There are many items in our modern lives that we just can’t do without. No doubt oil is one of those items that literary ‘drives’ our society. So it is no doubt that a literary look at the world of oil would be enlightening to us in many ways. Hence Don Gillmor’s book Long Change enlightens the lamps of our minds.
Page 24-25 Medicine Hat – July 1952
Lying on his bed in the Corona Hotel, sweating in the oppressive July heat, Ritt stared at the stained ceiling and examined his options. He had saved some money. That was the bright side. He was sixteen, and in his cowboy boots – the closest he’d found to the Justins that his father had thrown onto the fire – he stood six foot four. He was filling out. He could fool a great deal of the world as to his age, though sometimes he felt like he was operating a giant machine that belonged to someone else. During the day, he could hold his aloneness at bay, but in those moments when sleep wouldn’t arrive, a quiet panic crept into him. His dismal room seemed to expand in four directions until there were miles of prairie on all sides and he lay on the small bed in the centre.
The sweat snaked down his chest even though he wasn’t moving a muscle.
He was coming to understand that oil was a living thing, it breathed and moved and gathered like a lynch mob, and to find it took a combination of science and voodoo. A geologist had come out to the rig to take core samples and while he was examining those cylinders of marbled rock, Ritt had asked what he saw there. Everything, the man said. You learn how to listen, rocks will tell you every damn thing. It occurred to Ritt that the oil game had two sides: on the surface there was unreliable machinery, drunken roughnecks and decent wages. But the real story was below.
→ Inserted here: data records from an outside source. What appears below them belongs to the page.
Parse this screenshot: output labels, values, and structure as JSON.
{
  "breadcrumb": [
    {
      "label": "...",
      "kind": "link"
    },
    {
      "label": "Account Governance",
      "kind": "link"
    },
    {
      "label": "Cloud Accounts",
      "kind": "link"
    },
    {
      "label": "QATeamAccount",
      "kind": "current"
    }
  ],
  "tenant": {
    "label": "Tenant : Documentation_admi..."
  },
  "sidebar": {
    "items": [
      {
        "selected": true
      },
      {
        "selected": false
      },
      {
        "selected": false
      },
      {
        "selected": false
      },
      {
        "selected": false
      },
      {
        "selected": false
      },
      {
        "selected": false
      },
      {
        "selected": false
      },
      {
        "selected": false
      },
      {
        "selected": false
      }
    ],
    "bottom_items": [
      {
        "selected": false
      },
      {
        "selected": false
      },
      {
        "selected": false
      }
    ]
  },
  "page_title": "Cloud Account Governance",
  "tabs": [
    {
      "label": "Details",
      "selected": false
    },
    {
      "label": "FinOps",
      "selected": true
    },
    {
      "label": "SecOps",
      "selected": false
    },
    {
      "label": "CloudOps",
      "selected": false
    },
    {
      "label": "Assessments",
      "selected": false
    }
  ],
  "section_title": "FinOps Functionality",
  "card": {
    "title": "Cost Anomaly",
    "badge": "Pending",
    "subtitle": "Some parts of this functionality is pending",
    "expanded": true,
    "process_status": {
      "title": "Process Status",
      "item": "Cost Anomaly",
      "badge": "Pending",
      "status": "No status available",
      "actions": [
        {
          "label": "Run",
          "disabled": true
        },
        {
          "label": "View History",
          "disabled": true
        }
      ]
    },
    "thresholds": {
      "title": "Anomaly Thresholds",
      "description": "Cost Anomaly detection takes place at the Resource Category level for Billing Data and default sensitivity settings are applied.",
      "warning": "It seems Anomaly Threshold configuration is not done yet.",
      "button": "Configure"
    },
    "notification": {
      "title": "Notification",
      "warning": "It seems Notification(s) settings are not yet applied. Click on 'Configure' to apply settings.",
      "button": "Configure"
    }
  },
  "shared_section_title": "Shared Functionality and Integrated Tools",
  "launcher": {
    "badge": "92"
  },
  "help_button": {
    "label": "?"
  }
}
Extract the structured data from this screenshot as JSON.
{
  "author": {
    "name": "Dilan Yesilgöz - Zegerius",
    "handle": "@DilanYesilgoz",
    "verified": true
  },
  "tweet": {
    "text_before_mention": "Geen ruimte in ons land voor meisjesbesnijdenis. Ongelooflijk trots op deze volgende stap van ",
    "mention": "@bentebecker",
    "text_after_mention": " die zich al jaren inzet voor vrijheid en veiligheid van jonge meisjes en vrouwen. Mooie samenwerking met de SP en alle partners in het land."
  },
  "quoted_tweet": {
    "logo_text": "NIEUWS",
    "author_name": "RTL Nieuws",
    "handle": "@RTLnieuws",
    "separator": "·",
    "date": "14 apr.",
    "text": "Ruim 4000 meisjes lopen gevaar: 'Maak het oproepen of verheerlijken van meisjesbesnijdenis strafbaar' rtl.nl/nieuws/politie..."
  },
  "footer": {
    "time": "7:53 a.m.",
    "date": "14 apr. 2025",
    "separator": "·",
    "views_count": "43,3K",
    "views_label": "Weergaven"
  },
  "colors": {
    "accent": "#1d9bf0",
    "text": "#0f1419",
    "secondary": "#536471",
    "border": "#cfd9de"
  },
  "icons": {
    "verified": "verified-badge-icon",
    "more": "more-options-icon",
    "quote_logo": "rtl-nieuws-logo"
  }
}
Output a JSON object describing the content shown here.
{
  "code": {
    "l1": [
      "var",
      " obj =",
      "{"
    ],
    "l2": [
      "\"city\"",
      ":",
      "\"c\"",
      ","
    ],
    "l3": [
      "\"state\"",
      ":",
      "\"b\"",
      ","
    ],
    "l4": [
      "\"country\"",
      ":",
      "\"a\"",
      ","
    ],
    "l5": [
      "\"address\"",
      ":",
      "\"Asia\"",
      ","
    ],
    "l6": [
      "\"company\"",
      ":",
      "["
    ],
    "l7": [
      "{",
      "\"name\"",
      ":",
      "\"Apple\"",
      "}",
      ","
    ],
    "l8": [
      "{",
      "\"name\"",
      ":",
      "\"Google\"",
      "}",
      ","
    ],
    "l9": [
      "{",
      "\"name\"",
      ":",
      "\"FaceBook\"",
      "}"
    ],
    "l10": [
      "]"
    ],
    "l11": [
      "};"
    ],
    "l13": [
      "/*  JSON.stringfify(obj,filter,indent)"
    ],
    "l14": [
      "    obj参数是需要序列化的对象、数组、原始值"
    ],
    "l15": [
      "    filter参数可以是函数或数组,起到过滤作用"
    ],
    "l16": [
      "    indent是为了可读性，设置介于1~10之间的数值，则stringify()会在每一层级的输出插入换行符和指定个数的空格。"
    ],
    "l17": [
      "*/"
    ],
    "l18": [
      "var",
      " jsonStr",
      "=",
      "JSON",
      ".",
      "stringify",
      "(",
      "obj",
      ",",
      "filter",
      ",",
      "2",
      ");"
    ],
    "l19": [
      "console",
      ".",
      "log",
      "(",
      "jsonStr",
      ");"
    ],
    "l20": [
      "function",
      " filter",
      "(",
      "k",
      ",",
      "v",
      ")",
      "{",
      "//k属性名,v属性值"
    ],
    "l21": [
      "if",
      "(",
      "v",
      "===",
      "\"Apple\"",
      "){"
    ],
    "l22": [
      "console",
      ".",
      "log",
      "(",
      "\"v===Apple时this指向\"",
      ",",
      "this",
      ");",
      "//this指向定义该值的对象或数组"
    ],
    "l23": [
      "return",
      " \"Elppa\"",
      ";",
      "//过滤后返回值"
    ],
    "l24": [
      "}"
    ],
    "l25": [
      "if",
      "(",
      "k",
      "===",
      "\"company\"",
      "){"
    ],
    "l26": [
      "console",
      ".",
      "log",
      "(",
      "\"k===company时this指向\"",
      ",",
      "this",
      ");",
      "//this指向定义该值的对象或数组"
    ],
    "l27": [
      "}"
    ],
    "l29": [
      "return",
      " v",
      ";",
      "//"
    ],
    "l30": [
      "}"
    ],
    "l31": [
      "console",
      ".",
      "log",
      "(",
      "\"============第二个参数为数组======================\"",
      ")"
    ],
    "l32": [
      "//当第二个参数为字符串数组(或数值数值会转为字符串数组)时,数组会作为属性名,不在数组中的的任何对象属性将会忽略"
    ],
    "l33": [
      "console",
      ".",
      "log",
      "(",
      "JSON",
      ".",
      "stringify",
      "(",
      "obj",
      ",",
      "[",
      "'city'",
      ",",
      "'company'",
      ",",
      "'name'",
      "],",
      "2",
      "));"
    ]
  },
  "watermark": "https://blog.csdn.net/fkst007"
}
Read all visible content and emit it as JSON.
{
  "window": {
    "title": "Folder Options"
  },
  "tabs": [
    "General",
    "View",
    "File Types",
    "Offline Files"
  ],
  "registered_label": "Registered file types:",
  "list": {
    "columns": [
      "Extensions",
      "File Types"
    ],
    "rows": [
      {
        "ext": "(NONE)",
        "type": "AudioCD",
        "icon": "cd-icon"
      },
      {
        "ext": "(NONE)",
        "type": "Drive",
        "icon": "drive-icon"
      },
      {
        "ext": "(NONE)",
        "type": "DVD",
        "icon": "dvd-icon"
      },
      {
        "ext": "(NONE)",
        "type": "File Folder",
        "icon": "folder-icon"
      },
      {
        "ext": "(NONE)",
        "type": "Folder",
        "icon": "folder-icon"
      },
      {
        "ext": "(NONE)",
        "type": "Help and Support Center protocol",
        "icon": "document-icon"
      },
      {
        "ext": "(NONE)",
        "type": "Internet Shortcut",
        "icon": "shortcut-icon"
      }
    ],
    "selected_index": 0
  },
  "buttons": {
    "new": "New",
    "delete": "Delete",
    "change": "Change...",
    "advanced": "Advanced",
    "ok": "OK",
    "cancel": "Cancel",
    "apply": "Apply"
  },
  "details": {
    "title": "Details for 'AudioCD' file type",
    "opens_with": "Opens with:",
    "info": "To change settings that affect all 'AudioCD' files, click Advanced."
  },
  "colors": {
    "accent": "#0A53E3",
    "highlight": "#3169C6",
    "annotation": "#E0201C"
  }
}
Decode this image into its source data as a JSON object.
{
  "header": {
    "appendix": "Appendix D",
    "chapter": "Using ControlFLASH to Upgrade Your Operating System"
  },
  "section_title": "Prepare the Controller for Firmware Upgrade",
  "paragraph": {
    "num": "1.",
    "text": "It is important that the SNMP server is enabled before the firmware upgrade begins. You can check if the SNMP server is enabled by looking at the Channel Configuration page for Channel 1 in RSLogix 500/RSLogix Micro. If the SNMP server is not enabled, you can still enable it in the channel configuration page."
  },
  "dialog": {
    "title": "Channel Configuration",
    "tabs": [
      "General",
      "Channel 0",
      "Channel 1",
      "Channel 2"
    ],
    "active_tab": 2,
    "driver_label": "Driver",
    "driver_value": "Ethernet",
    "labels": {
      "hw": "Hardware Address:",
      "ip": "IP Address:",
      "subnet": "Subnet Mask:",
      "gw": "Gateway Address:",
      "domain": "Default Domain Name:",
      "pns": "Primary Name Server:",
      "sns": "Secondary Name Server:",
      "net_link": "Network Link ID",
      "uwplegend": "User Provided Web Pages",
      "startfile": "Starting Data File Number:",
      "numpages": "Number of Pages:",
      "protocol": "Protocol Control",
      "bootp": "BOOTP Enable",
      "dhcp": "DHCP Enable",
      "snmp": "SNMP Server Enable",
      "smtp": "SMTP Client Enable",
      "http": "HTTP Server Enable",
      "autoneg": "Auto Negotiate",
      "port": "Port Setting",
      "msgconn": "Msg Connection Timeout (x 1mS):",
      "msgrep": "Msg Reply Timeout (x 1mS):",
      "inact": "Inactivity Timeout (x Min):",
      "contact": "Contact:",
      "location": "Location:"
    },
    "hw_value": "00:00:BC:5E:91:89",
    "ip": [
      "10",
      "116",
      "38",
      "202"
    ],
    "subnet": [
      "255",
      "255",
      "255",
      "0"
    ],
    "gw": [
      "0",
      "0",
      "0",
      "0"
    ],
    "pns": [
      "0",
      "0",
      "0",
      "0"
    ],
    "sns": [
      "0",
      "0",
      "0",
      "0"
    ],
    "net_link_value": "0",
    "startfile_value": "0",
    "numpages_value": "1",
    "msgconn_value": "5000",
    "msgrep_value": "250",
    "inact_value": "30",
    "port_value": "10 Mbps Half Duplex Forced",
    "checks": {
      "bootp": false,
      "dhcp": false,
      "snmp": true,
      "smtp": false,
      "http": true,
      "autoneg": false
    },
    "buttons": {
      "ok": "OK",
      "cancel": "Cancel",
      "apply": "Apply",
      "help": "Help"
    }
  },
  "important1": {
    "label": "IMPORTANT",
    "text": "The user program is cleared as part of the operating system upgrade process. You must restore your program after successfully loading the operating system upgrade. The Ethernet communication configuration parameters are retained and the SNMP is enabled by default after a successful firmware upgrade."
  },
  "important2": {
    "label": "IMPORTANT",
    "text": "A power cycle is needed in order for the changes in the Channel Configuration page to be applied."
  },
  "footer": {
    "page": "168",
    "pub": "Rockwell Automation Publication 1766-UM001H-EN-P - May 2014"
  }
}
Bobby would work the rigs forever. But Ritt decided he wanted to be one of the people who went down there and found that oil.
Geology is the story the earth tells itself, the geologist had said.
People tell stories.
The difference is, the earth can’t lie. Every story is true.
Gillmor brilliantly tells the story of oil production through the life of Ritt Devlin. We witness Ritt’s early life in Texas in the 1950s where he is first introduced to the oil industry. Then we see his “escape” to Alberta and his rise in field, first as a rigger then on to study geology and then starting his own company. Not only do we witness Ritt’s passion for the industry but his personal passions – his three loves of his life and there endings. There is a great mix of a personal drama and the history of an industry in this book.
Oda had been sweating heavily in the night and was tired and her stomach hurt and she assumed this was all part of being pregnant. She was so ill on Christmas Day Ritt took her to the hospital, the emergency ward quiet, draped in red paper streamers and cut-out Santa heads. A few people huddled, nursing sprains and cuts and broken fingers.
“It might not be anything serious,” she said.
“It better not be.”
Both of them knew it was serious. They sat with their accumulating fear until a nurse led Oda away. Ritt waited where he was for a while, then got up and paced, the inquired at the desk, then paced some more. He was afraid to form any concrete thoughts. Oda finally emerged from the pale green door, her face drawn.
“They did some tests,” she said. “We’ll know in a week. Let’s go home.”
There are simple and direct descriptions here that make this book an interesting read. The plot flows through in a smooth manner which not only entertains but enlightens the reader about what life inside the oil industry is like. Gillmor has done a great deal of research and engaged a brilliant imagination to tell this story.
Ritt left the restaurant, walking through the glum downtown. He stopped and noted the subtle swirls on the sandstone of the Knox United Church. Likely quarried from the Porcupine Hills formation. The distant footprints an overconfident Triceratops staggering through the last of the Creataceous, leaving an imprint in the silt and san that was distributed during the Laramide orogeny. Tectonic plates shuddering, the Rocky Mountains coming to life. Ritt looked closely at the stone. There was the illusion of uniformity but the individual grains actually varied in size and colour. Even stone failed to be monolithic – it was a collection of individuals pressed into a society by forces they didn’t understand. Stone was equated with stability and it was stable, but only compared to other materials. Measured by geologic time, it was fickle and unreliable. There was rock that was easily fatigued and rock that was incompetent. It rose and fell and crumbled.
He thought, melodramatically, The city has turned against me. Though he knew this was simply ego. Who was the city for?
Long Change by Don Gillmor is an enlightening read into the oil industry. Well researched and brilliantly written, it is a book that is worth the time to read.